_Task item_:
The records below are to be quoted in full; please keep every word exact.

(Source data)
»»
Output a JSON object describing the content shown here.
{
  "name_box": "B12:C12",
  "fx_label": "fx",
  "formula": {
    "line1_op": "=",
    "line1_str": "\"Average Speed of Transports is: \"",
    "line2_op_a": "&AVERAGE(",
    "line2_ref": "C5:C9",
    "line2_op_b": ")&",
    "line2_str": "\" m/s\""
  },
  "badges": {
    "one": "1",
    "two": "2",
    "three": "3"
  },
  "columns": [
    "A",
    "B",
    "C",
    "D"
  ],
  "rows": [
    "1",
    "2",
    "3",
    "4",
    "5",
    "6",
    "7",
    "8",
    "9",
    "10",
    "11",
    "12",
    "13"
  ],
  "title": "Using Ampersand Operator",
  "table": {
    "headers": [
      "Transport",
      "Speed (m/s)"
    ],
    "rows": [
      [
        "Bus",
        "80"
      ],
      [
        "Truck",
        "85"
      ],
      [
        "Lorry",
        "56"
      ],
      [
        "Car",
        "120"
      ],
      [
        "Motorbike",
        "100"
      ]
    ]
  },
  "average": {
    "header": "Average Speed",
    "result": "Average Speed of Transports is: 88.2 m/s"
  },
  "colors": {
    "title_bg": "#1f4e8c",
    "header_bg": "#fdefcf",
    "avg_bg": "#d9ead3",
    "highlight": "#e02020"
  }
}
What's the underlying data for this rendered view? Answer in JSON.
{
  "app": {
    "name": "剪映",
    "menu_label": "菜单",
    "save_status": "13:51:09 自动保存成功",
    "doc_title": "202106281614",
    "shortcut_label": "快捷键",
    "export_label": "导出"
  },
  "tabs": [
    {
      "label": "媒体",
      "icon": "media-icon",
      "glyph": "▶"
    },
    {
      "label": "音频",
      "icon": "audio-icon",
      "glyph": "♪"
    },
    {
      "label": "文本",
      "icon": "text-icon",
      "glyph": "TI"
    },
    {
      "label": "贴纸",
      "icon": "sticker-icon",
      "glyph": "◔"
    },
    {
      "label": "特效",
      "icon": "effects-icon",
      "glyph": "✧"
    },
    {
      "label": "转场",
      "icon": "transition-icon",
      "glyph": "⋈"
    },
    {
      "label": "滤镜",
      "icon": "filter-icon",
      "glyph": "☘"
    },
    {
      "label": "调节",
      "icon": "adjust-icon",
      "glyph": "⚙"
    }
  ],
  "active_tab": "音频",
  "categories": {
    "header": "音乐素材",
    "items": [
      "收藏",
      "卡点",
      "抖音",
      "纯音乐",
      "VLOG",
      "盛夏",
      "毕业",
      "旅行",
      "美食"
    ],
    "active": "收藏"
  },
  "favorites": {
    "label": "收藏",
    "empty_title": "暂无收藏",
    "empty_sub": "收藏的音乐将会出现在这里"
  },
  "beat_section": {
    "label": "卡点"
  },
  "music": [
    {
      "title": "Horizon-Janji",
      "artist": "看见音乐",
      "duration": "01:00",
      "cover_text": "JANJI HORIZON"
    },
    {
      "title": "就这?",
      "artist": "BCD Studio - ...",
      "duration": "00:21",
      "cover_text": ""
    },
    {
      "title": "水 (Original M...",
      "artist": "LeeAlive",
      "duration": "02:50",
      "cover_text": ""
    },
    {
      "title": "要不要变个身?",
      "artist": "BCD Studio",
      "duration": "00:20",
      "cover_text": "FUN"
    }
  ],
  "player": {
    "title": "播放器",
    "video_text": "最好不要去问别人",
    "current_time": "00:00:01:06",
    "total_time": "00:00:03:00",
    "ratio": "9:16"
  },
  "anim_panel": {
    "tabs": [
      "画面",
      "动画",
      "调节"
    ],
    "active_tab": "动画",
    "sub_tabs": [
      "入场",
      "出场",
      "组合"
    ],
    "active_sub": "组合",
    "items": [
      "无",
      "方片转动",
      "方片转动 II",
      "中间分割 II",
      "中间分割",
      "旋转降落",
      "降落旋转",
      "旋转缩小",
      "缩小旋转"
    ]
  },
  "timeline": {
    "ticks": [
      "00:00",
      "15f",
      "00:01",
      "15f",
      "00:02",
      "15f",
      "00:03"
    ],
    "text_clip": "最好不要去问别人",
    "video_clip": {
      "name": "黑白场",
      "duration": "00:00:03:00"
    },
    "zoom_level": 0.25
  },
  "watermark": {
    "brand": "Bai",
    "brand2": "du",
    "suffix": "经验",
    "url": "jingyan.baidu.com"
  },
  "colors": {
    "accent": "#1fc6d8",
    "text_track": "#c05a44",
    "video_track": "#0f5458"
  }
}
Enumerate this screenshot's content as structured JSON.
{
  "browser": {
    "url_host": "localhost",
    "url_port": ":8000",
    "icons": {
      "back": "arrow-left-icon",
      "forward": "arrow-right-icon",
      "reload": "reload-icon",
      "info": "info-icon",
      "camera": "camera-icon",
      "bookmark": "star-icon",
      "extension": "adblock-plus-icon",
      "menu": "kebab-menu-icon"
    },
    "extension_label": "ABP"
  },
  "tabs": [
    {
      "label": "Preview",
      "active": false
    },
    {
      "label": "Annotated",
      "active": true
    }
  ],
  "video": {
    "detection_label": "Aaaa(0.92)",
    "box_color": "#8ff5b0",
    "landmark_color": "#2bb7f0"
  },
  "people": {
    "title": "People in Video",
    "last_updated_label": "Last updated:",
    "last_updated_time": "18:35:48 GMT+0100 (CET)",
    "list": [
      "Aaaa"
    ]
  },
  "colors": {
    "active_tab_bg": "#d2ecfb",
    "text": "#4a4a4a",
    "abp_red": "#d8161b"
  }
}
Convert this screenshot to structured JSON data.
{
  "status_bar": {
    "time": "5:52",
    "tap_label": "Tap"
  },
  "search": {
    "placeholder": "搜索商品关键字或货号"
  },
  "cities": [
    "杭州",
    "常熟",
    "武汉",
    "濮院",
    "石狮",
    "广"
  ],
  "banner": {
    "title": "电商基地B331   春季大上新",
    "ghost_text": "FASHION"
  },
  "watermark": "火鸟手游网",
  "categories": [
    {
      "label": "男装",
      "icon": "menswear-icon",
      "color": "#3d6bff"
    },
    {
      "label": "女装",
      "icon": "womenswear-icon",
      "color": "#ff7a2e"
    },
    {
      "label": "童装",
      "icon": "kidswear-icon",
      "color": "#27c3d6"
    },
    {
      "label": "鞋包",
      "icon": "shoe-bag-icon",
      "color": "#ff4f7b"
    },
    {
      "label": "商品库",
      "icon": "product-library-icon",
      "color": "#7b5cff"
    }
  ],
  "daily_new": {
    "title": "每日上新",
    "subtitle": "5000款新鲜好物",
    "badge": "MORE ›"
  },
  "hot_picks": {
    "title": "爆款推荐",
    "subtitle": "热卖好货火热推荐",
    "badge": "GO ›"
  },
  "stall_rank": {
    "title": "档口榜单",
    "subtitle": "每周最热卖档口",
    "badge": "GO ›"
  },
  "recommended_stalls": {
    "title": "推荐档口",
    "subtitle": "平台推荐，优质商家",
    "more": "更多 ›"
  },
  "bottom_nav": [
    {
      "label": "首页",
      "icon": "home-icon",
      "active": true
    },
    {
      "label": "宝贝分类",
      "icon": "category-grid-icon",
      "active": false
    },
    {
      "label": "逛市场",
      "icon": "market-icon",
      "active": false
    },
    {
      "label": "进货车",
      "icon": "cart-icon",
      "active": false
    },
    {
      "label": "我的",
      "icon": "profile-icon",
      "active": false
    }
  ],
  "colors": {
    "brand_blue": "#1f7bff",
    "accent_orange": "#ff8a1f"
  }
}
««
_Result_:
Output a JSON object describing the content shown here.
{
  "name_box": "B12:C12",
  "fx_label": "fx",
  "formula": {
    "line1_op": "=",
    "line1_str": "\"Average Speed of Transports is: \"",
    "line2_op_a": "&AVERAGE(",
    "line2_ref": "C5:C9",
    "line2_op_b": ")&",
    "line2_str": "\" m/s\""
  },
  "badges": {
    "one": "1",
    "two": "2",
    "three": "3"
  },
  "columns": [
    "A",
    "B",
    "C",
    "D"
  ],
  "rows": [
    "1",
    "2",
    "3",
    "4",
    "5",
    "6",
    "7",
    "8",
    "9",
    "10",
    "11",
    "12",
    "13"
  ],
  "title": "Using Ampersand Operator",
  "table": {
    "headers": [
      "Transport",
      "Speed (m/s)"
    ],
    "rows": [
      [
        "Bus",
        "80"
      ],
      [
        "Truck",
        "85"
      ],
      [
        "Lorry",
        "56"
      ],
      [
        "Car",
        "120"
      ],
      [
        "Motorbike",
        "100"
      ]
    ]
  },
  "average": {
    "header": "Average Speed",
    "result": "Average Speed of Transports is: 88.2 m/s"
  },
  "colors": {
    "title_bg": "#1f4e8c",
    "header_bg": "#fdefcf",
    "avg_bg": "#d9ead3",
    "highlight": "#e02020"
  }
}
What's the underlying data for this rendered view? Answer in JSON.
{
  "app": {
    "name": "剪映",
    "menu_label": "菜单",
    "save_status": "13:51:09 自动保存成功",
    "doc_title": "202106281614",
    "shortcut_label": "快捷键",
    "export_label": "导出"
  },
  "tabs": [
    {
      "label": "媒体",
      "icon": "media-icon",
      "glyph": "▶"
    },
    {
      "label": "音频",
      "icon": "audio-icon",
      "glyph": "♪"
    },
    {
      "label": "文本",
      "icon": "text-icon",
      "glyph": "TI"
    },
    {
      "label": "贴纸",
      "icon": "sticker-icon",
      "glyph": "◔"
    },
    {
      "label": "特效",
      "icon": "effects-icon",
      "glyph": "✧"
    },
    {
      "label": "转场",
      "icon": "transition-icon",
      "glyph": "⋈"
    },
    {
      "label": "滤镜",
      "icon": "filter-icon",
      "glyph": "☘"
    },
    {
      "label": "调节",
      "icon": "adjust-icon",
      "glyph": "⚙"
    }
  ],
  "active_tab": "音频",
  "categories": {
    "header": "音乐素材",
    "items": [
      "收藏",
      "卡点",
      "抖音",
      "纯音乐",
      "VLOG",
      "盛夏",
      "毕业",
      "旅行",
      "美食"
    ],
    "active": "收藏"
  },
  "favorites": {
    "label": "收藏",
    "empty_title": "暂无收藏",
    "empty_sub": "收藏的音乐将会出现在这里"
  },
  "beat_section": {
    "label": "卡点"
  },
  "music": [
    {
      "title": "Horizon-Janji",
      "artist": "看见音乐",
      "duration": "01:00",
      "cover_text": "JANJI HORIZON"
    },
    {
      "title": "就这?",
      "artist": "BCD Studio - ...",
      "duration": "00:21",
      "cover_text": ""
    },
    {
      "title": "水 (Original M...",
      "artist": "LeeAlive",
      "duration": "02:50",
      "cover_text": ""
    },
    {
      "title": "要不要变个身?",
      "artist": "BCD Studio",
      "duration": "00:20",
      "cover_text": "FUN"
    }
  ],
  "player": {
    "title": "播放器",
    "video_text": "最好不要去问别人",
    "current_time": "00:00:01:06",
    "total_time": "00:00:03:00",
    "ratio": "9:16"
  },
  "anim_panel": {
    "tabs": [
      "画面",
      "动画",
      "调节"
    ],
    "active_tab": "动画",
    "sub_tabs": [
      "入场",
      "出场",
      "组合"
    ],
    "active_sub": "组合",
    "items": [
      "无",
      "方片转动",
      "方片转动 II",
      "中间分割 II",
      "中间分割",
      "旋转降落",
      "降落旋转",
      "旋转缩小",
      "缩小旋转"
    ]
  },
  "timeline": {
    "ticks": [
      "00:00",
      "15f",
      "00:01",
      "15f",
      "00:02",
      "15f",
      "00:03"
    ],
    "text_clip": "最好不要去问别人",
    "video_clip": {
      "name": "黑白场",
      "duration": "00:00:03:00"
    },
    "zoom_level": 0.25
  },
  "watermark": {
    "brand": "Bai",
    "brand2": "du",
    "suffix": "经验",
    "url": "jingyan.baidu.com"
  },
  "colors": {
    "accent": "#1fc6d8",
    "text_track": "#c05a44",
    "video_track": "#0f5458"
  }
}
Enumerate this screenshot's content as structured JSON.
{
  "browser": {
    "url_host": "localhost",
    "url_port": ":8000",
    "icons": {
      "back": "arrow-left-icon",
      "forward": "arrow-right-icon",
      "reload": "reload-icon",
      "info": "info-icon",
      "camera": "camera-icon",
      "bookmark": "star-icon",
      "extension": "adblock-plus-icon",
      "menu": "kebab-menu-icon"
    },
    "extension_label": "ABP"
  },
  "tabs": [
    {
      "label": "Preview",
      "active": false
    },
    {
      "label": "Annotated",
      "active": true
    }
  ],
  "video": {
    "detection_label": "Aaaa(0.92)",
    "box_color": "#8ff5b0",
    "landmark_color": "#2bb7f0"
  },
  "people": {
    "title": "People in Video",
    "last_updated_label": "Last updated:",
    "last_updated_time": "18:35:48 GMT+0100 (CET)",
    "list": [
      "Aaaa"
    ]
  },
  "colors": {
    "active_tab_bg": "#d2ecfb",
    "text": "#4a4a4a",
    "abp_red": "#d8161b"
  }
}
Convert this screenshot to structured JSON data.
{
  "status_bar": {
    "time": "5:52",
    "tap_label": "Tap"
  },
  "search": {
    "placeholder": "搜索商品关键字或货号"
  },
  "cities": [
    "杭州",
    "常熟",
    "武汉",
    "濮院",
    "石狮",
    "广"
  ],
  "banner": {
    "title": "电商基地B331   春季大上新",
    "ghost_text": "FASHION"
  },
  "watermark": "火鸟手游网",
  "categories": [
    {
      "label": "男装",
      "icon": "menswear-icon",
      "color": "#3d6bff"
    },
    {
      "label": "女装",
      "icon": "womenswear-icon",
      "color": "#ff7a2e"
    },
    {
      "label": "童装",
      "icon": "kidswear-icon",
      "color": "#27c3d6"
    },
    {
      "label": "鞋包",
      "icon": "shoe-bag-icon",
      "color": "#ff4f7b"
    },
    {
      "label": "商品库",
      "icon": "product-library-icon",
      "color": "#7b5cff"
    }
  ],
  "daily_new": {
    "title": "每日上新",
    "subtitle": "5000款新鲜好物",
    "badge": "MORE ›"
  },
  "hot_picks": {
    "title": "爆款推荐",
    "subtitle": "热卖好货火热推荐",
    "badge": "GO ›"
  },
  "stall_rank": {
    "title": "档口榜单",
    "subtitle": "每周最热卖档口",
    "badge": "GO ›"
  },
  "recommended_stalls": {
    "title": "推荐档口",
    "subtitle": "平台推荐，优质商家",
    "more": "更多 ›"
  },
  "bottom_nav": [
    {
      "label": "首页",
      "icon": "home-icon",
      "active": true
    },
    {
      "label": "宝贝分类",
      "icon": "category-grid-icon",
      "active": false
    },
    {
      "label": "逛市场",
      "icon": "market-icon",
      "active": false
    },
    {
      "label": "进货车",
      "icon": "cart-icon",
      "active": false
    },
    {
      "label": "我的",
      "icon": "profile-icon",
      "active": false
    }
  ],
  "colors": {
    "brand_blue": "#1f7bff",
    "accent_orange": "#ff8a1f"
  }
}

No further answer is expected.